"This concerto is generally considered as a genuine triple concerto for violin and two flutes. In my opinion, it is purely a violin concerto, and the most virtuoso one Bach ever wrote. Musicologists always had their problems with the two flutes. Bach designated them as 'Flauti d'echo', and there have been all kinds of theories as to what instruments he could have meant. No one thought of looking for the explanation in the music itself. Bach always uses the term 'flauto' for the recorder, and 'd'echo' means nothing else than that the two recorders leave their seats in the orchestra in the slow movement, which is built around an echo effect, and play from another point in the room or outside of it, but in any case from a distance. Strong evidence supporting this theory is found at the beginning of the last movement, where the tutti plays without the recorders, so as to give them enough time to get back to their seats. "(Nikolaus Harnoncourt)
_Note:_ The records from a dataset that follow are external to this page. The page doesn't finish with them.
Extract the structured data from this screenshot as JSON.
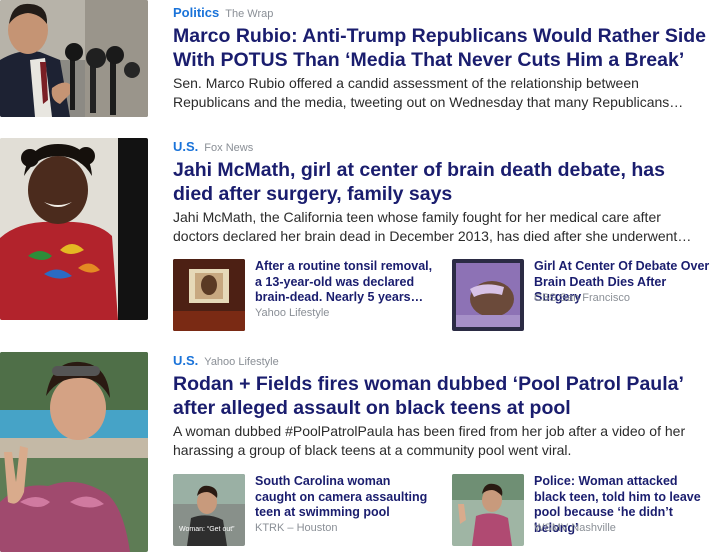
{
  "stories": [
    {
      "category": "Politics",
      "source": "The Wrap",
      "headline": "Marco Rubio: Anti-Trump Republicans Would Rather Side With POTUS Than ‘Media That Never Cuts Him a Break’",
      "summary": "Sen. Marco Rubio offered a candid assessment of the relationship between Republicans and the media, tweeting out on Wednesday that many Republicans…"
    },
    {
      "category": "U.S.",
      "source": "Fox News",
      "headline": "Jahi McMath, girl at center of brain death debate, has died after surgery, family says",
      "summary": "Jahi McMath, the California teen whose family fought for her medical care after doctors declared her brain dead in December 2013, has died after she underwent…",
      "related": [
        {
          "title": "After a routine tonsil removal, a 13-year-old was declared brain-dead. Nearly 5 years…",
          "source": "Yahoo Lifestyle"
        },
        {
          "title": "Girl At Center Of Debate Over Brain Death Dies After Surgery",
          "source": "CBS San Francisco"
        }
      ]
    },
    {
      "category": "U.S.",
      "source": "Yahoo Lifestyle",
      "headline": "Rodan + Fields fires woman dubbed ‘Pool Patrol Paula’ after alleged assault on black teens at pool",
      "summary": "A woman dubbed #PoolPatrolPaula has been fired from her job after a video of her harassing a group of black teens at a community pool went viral.",
      "related": [
        {
          "title": "South Carolina woman caught on camera assaulting teen at swimming pool",
          "source": "KTRK – Houston",
          "thumb_caption": "Woman: “Get out”"
        },
        {
          "title": "Police: Woman attacked black teen, told him to leave pool because ‘he didn’t belong’",
          "source": "WSMV Nashville"
        }
      ]
    }
  ],
  "colors": {
    "category": "#1a73d9",
    "headline": "#1a1d6e",
    "summary": "#2b2b2b",
    "source": "#8a8f96"
  }
}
Bach's Brandenburg Concertos, named after their dedicatee the Margrave Christian Ludwig von Brandenburg, have been part of Nikolaus Harnoncourt's permanent repertoire ever since he founded his Concentus musicus ensemble. The ensemble has recorded them and played them on their tours throughout the world.
The impulse which led Harnoncourt to establish the Concentus musicus in 1953 was his dissatisfaction with the traditional way of interpreting early music. The uncommon and sometimes radically different style of the Concentus musicus, as well as its exclusive use of historical instruments, secured the ensemble its international reputation. Harnoncourt introduces the concerto with a moving and fascinating analysis of the piece. Interesting musical examples, which Harnoncourt inserts in a humorous and relaxed manner, make this introduction an informative and entertaining guide to this masterpiece of music. The production was filmed in the historical Baroque monastery library in Wiblingen, Germany.
By Nikolaus Harnoncourt. Concentus Musicus Wien